What are Canada’s pre-eminent cultural symbols? Hockey is surely a top contender. The values of the rink are deeply embedded in our broader social values. Another contender is our criminal justice system, which strikes a quintessentially Canadian compromise between individual liberty, and collective responsibility. On Thursday, the Supreme Court of Canada demonstrated how similar they are.
The Court has ruled on a police trick known as the “Mr. Big” sting. An undercover officer pretending to be a rich gangster (Mr. Big) befriends the target of the police investigation and shows him a high-rolling good time. Is this police trick permissible? The Supreme Court said, in most cases, no. And to understand why, we need to think hockey. Mr. Big then tells the target that to join the criminal elite he must be a serious criminal himself. The target, eager to please, confesses to what police have suspected but not yet been able to prove. A deliberate, elaborate and expensive police ruse extracts a confession the target would never have offered had he known Mr. Big was a police officer.
Is this police trick permissible? The Supreme Court said, in most cases, no. And to understand why, we need to think hockey.
The culture of hockey is defined by not one, but two sets of rules: the official rule book, and the “code”. The rule book and the code interact in subtle and fascinating ways. Tripping is prohibited by the rule book. So you should never trip another player, right? Wrong. Sometimes tripping is a “good penalty”, for example if it prevents a sure goal. And while fighting is against the rules but sanctioned by the code, kicking during a fight is against the code because it is far too dangerous.
Together, the rule book and the code send a defining cultural message. A certain degree of rough-and-tumble is part of life, but only to a point: and that point is serious danger of injury.
Neither the hockey rule book nor the code are fixed. For example, the current debate about fighting in hockey, informed by research on head trauma, is prompting an evolution of both. Constant improvement of the game means regularly re-thinking what is acceptable under both the rule book and the code.
Our criminal justice system mirrors these hockey values. The “rule book” grants us many different rights and freedoms that the police must respect. … if we condone dangerous police tactics that can cause serious wrongs like convicting the innocent, we bring the system into disrepute. But the “code” says the courts will overlook breaches of the rules by the police when those breaches would not cause serious injury to the justice system. For example, evidence seized without a warrant violates the rules, but frequently that evidence is allowed in court anyway, if the breach of the rules is not terribly serious. In other words, a certain tolerance of rough-and-tumble is also part of the culture of law enforcement. And like hockey, neither the rule book nor code are fixed, as courts issue new rulings that develop both.

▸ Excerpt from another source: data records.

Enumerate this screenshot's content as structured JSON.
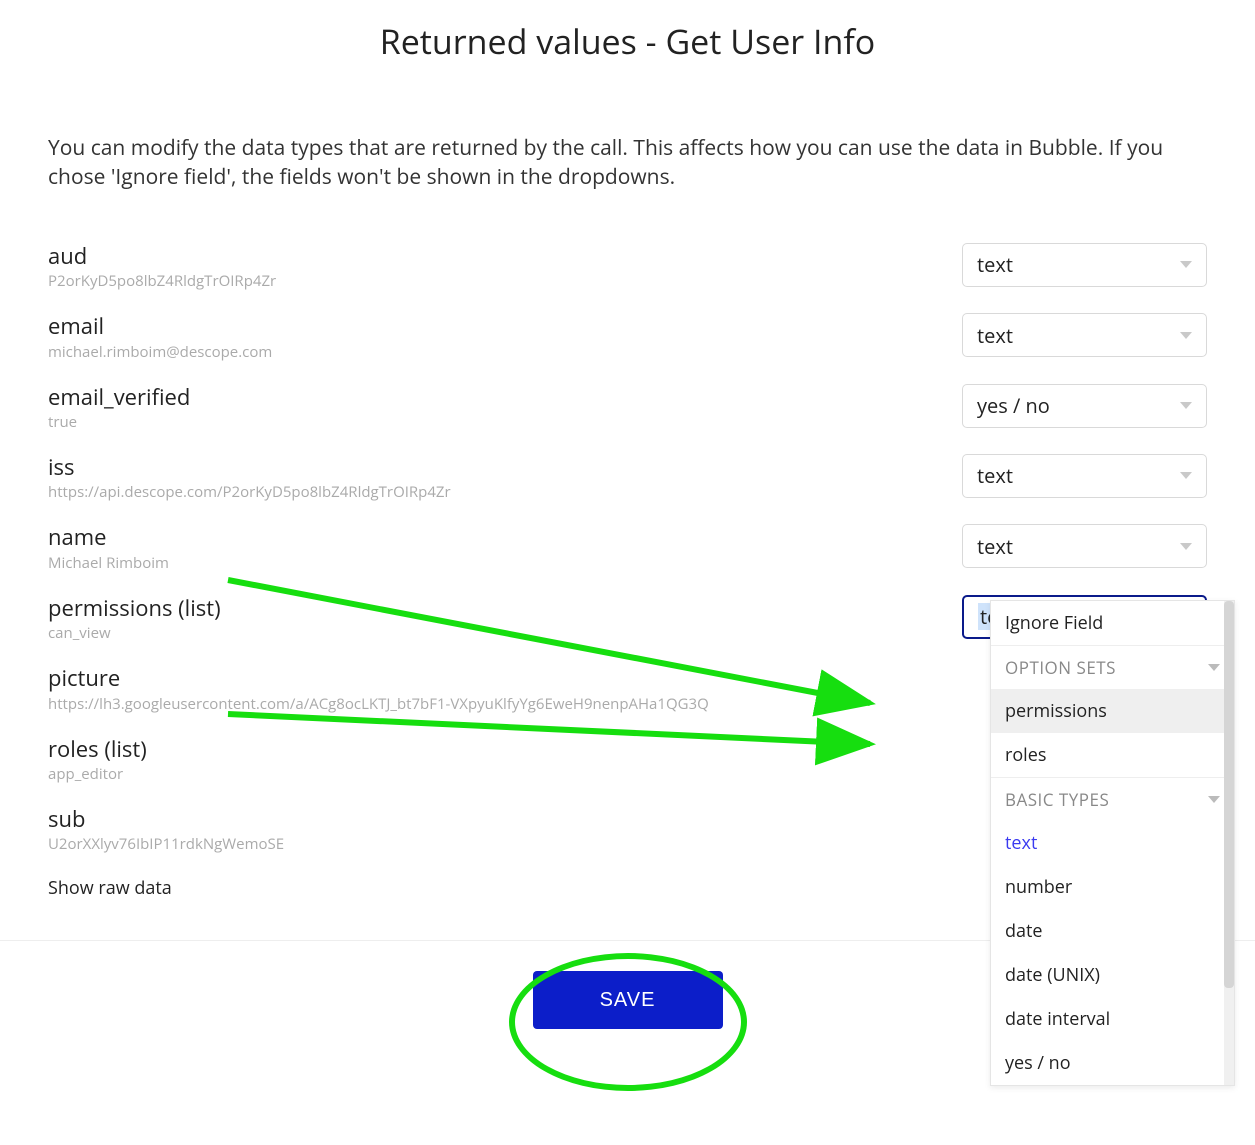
{
  "title": "Returned values - Get User Info",
  "description": "You can modify the data types that are returned by the call. This affects how you can use the data in Bubble. If you chose 'Ignore field', the fields won't be shown in the dropdowns.",
  "fields": [
    {
      "name": "aud",
      "sample": "P2orKyD5po8lbZ4RldgTrOIRp4Zr",
      "type": "text",
      "active": false
    },
    {
      "name": "email",
      "sample": "michael.rimboim@descope.com",
      "type": "text",
      "active": false
    },
    {
      "name": "email_verified",
      "sample": "true",
      "type": "yes / no",
      "active": false
    },
    {
      "name": "iss",
      "sample": "https://api.descope.com/P2orKyD5po8lbZ4RldgTrOIRp4Zr",
      "type": "text",
      "active": false
    },
    {
      "name": "name",
      "sample": "Michael Rimboim",
      "type": "text",
      "active": false
    },
    {
      "name": "permissions (list)",
      "sample": "can_view",
      "type": "text",
      "active": true
    },
    {
      "name": "picture",
      "sample": "https://lh3.googleusercontent.com/a/ACg8ocLKTJ_bt7bF1-VXpyuKlfyYg6EweH9nenpAHa1QG3Q",
      "type": "",
      "active": false,
      "hidden": true
    },
    {
      "name": "roles (list)",
      "sample": "app_editor",
      "type": "",
      "active": false,
      "hidden": true
    },
    {
      "name": "sub",
      "sample": "U2orXXlyv76IbIP11rdkNgWemoSE",
      "type": "",
      "active": false,
      "hidden": true
    }
  ],
  "show_raw_label": "Show raw data",
  "save_label": "SAVE",
  "dropdown": {
    "ignore_label": "Ignore Field",
    "option_sets_header": "OPTION SETS",
    "option_sets": [
      "permissions",
      "roles"
    ],
    "basic_types_header": "BASIC TYPES",
    "basic_types": [
      "text",
      "number",
      "date",
      "date (UNIX)",
      "date interval",
      "yes / no"
    ],
    "selected": "text",
    "hovered": "permissions"
  }
}
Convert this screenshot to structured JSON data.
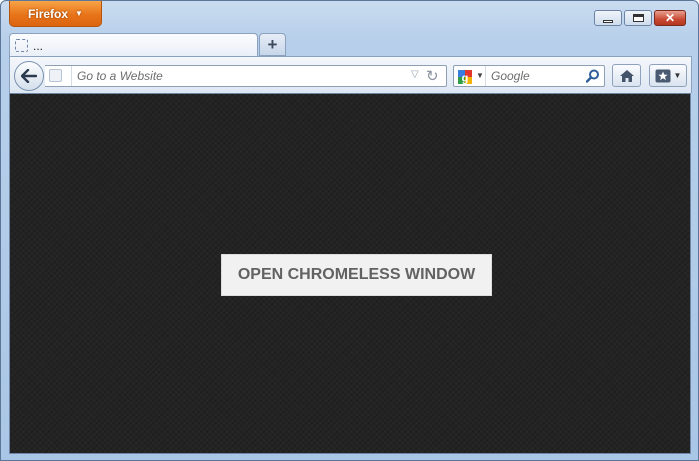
{
  "window": {
    "app_button_label": "Firefox",
    "controls": [
      "minimize-icon",
      "maximize-icon",
      "close-icon"
    ]
  },
  "tabs": [
    {
      "title": "...",
      "icon": "blank-page-icon",
      "active": true
    }
  ],
  "new_tab_label": "+",
  "navbar": {
    "url_placeholder": "Go to a Website",
    "search_placeholder": "Google",
    "search_engine_icon": "google-icon"
  },
  "content": {
    "button_label": "OPEN CHROMELESS WINDOW"
  },
  "colors": {
    "firefox_orange": "#e8741a",
    "content_background": "#232323",
    "button_background": "#f1f1f1",
    "button_text": "#626262",
    "close_red": "#c94a33"
  }
}
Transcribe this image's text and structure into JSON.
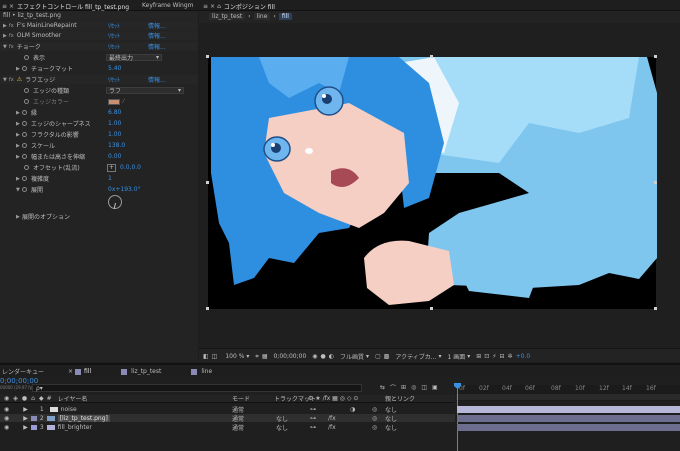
{
  "effect_controls": {
    "tab_title": "エフェクトコントロール fill_tp_test.png",
    "tab_other": "Keyframe Wingm",
    "layer_path": "fill • liz_tp_test.png",
    "effects": [
      {
        "name": "F's MainLineRepaint",
        "reset": "ﾘｾｯﾄ",
        "about": "情報..."
      },
      {
        "name": "OLM Smoother",
        "reset": "ﾘｾｯﾄ",
        "about": "情報..."
      },
      {
        "name": "チョーク",
        "reset": "ﾘｾｯﾄ",
        "about": "情報..."
      }
    ],
    "choke_props": [
      {
        "label": "表示",
        "value": "最終出力"
      },
      {
        "label": "チョークマット",
        "value": "5.40"
      }
    ],
    "roughen": {
      "name": "ラフエッジ",
      "reset": "ﾘｾｯﾄ",
      "about": "情報..."
    },
    "roughen_props": [
      {
        "label": "エッジの種類",
        "value": "ラフ"
      },
      {
        "label": "エッジカラー",
        "value": ""
      },
      {
        "label": "縁",
        "value": "6.80"
      },
      {
        "label": "エッジのシャープネス",
        "value": "1.00"
      },
      {
        "label": "フラクタルの影響",
        "value": "1.00"
      },
      {
        "label": "スケール",
        "value": "138.0"
      },
      {
        "label": "幅または高さを伸縮",
        "value": "0.00"
      },
      {
        "label": "オフセット(乱流)",
        "value": "0.0,0.0"
      },
      {
        "label": "複雑度",
        "value": "1"
      },
      {
        "label": "展開",
        "value": "0x+193.0°"
      }
    ],
    "evolution_options": "展開のオプション"
  },
  "composition": {
    "tab_title": "コンポジション fill",
    "crumbs": [
      "liz_tp_test",
      "line",
      "fill"
    ],
    "zoom": "100 %",
    "timecode": "0;00;00;00",
    "quality": "フル画質",
    "camera": "アクティブカ...",
    "views": "1 画面",
    "offset": "+0.0"
  },
  "timeline": {
    "tabs": [
      "レンダーキュー",
      "fill",
      "liz_tp_test",
      "line"
    ],
    "active_tab": "fill",
    "time": "0;00;00;00",
    "frame": "00000 (29.97 fps)",
    "search_placeholder": "ρ▾",
    "col_layer": "レイヤー名",
    "col_mode": "モード",
    "col_trkmat": "トラックマット",
    "col_parent": "親とリンク",
    "ruler": [
      "0f",
      "02f",
      "04f",
      "06f",
      "08f",
      "10f",
      "12f",
      "14f",
      "16f"
    ],
    "layers": [
      {
        "num": "1",
        "name": "noise",
        "mode": "通常",
        "trkmat": "",
        "parent": "なし",
        "color": "#b7b7d9"
      },
      {
        "num": "2",
        "name": "[liz_tp_test.png]",
        "mode": "通常",
        "trkmat": "なし",
        "parent": "なし",
        "color": "#8a8ab8"
      },
      {
        "num": "3",
        "name": "fill_brighter",
        "mode": "通常",
        "trkmat": "なし",
        "parent": "なし",
        "color": "#9a9ad8"
      }
    ]
  },
  "colors": {
    "accent_blue": "#3a8fe0",
    "panel": "#232323",
    "layer_bar": "#6d6d90"
  }
}
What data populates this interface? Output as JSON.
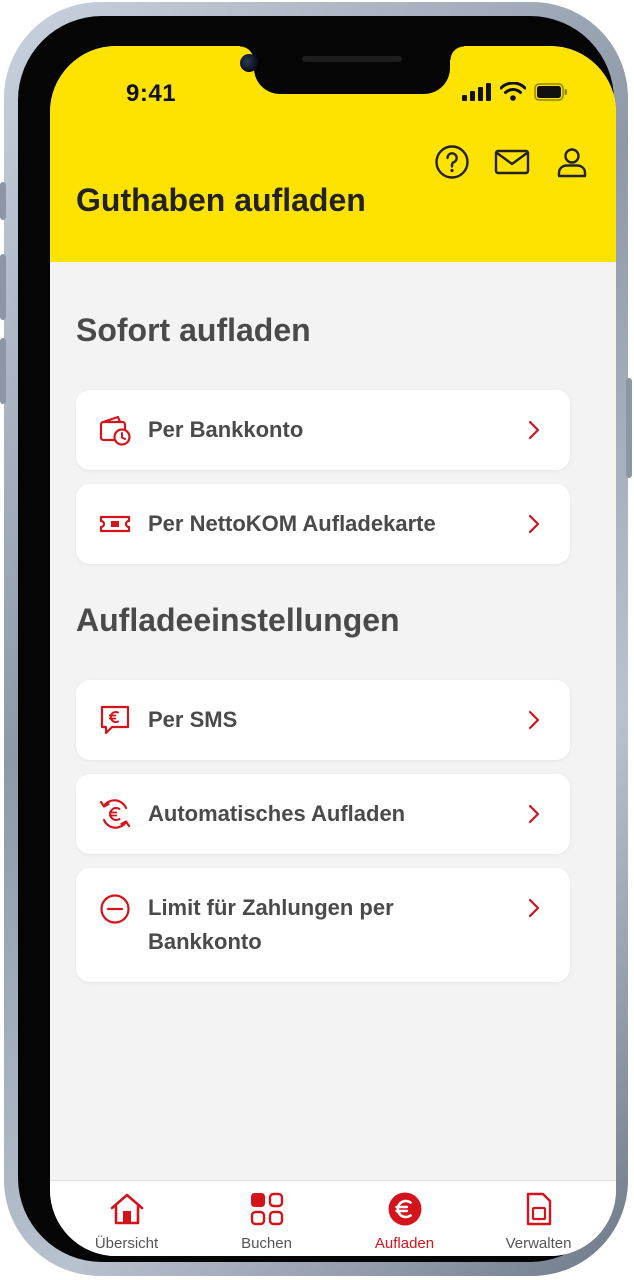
{
  "status_bar": {
    "time": "9:41"
  },
  "header": {
    "title": "Guthaben aufladen"
  },
  "sections": [
    {
      "title": "Sofort aufladen",
      "items": [
        {
          "label": "Per Bankkonto",
          "icon": "wallet-clock-icon"
        },
        {
          "label": "Per NettoKOM Aufladekarte",
          "icon": "ticket-icon"
        }
      ]
    },
    {
      "title": "Aufladeeinstellungen",
      "items": [
        {
          "label": "Per SMS",
          "icon": "sms-euro-icon"
        },
        {
          "label": "Automatisches Aufladen",
          "icon": "euro-refresh-icon"
        },
        {
          "label": "Limit für Zahlungen per Bankkonto",
          "icon": "minus-circle-icon"
        }
      ]
    }
  ],
  "tabs": [
    {
      "label": "Übersicht",
      "icon": "home-icon",
      "active": false
    },
    {
      "label": "Buchen",
      "icon": "grid-icon",
      "active": false
    },
    {
      "label": "Aufladen",
      "icon": "euro-circle-icon",
      "active": true
    },
    {
      "label": "Verwalten",
      "icon": "sim-card-icon",
      "active": false
    }
  ],
  "colors": {
    "header_bg": "#ffe300",
    "accent_red": "#d4141b",
    "page_bg": "#f3f3f3",
    "text": "#4a4a4a"
  }
}
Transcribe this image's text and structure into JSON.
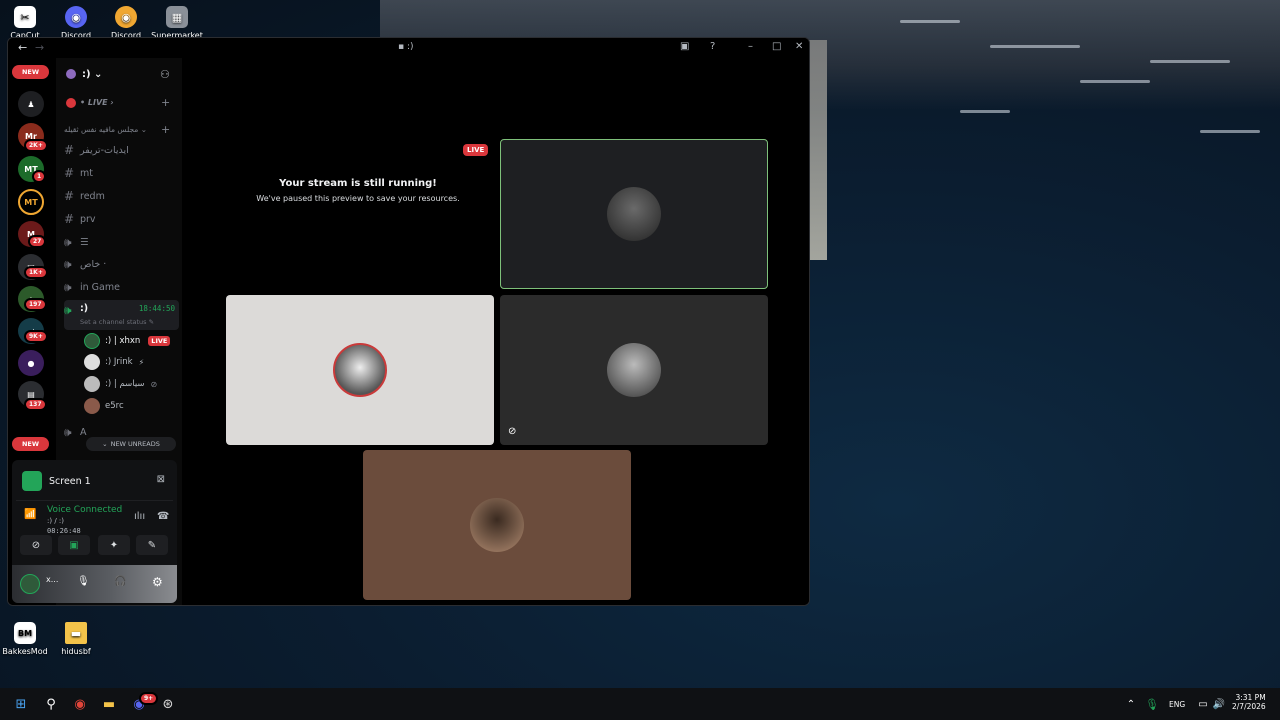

So, the Supreme Court has said Mr. Big schemes are generally undesirable. The Court’s decision can be perfectly understood in hockey terms. The Court has not taken away the police tactic of deception altogether. The Court has not said police must behave like perfect angels, it has merely told police to tone down that deception in certain situations. Like kicking with skates, Mr. Big schemes are just too dangerous. They risk creating false confessions which can lead to innocent people being wrongly convicted. This is a cautious, thoughtful adjustment of the bounds of propriety, the “code” of acceptable law enforcement.
A rough and tumble hockey approach makes perfect sense in the context of law enforcement. Criminals need to be caught, and (spoiler alert) many of them are nasty people who don’t play by the rules. So if the police are to do their job effectively, they must have their fair share of hard-hitting tactics to beat aggressive rivals, which includes some latitude to do unpleasant things on occasion. But on the other hand, if we condone dangerous police tactics that can cause serious wrongs like convicting the innocent, we bring the system into disrepute.
So the Canadian criminal justice system replicates the values of the rink. Both are extremely important to us, so in both we play hard, we play to win, and if some rules are occasionally overstepped, so be it. But beneath that hard-driving Canadian ethic is equally fundamental Canadian decency: do not under any circumstances breach the code.
This article was originally published in the July 31, 2014 issue of The Globe and Mail, and is reprinted with the permission of the author.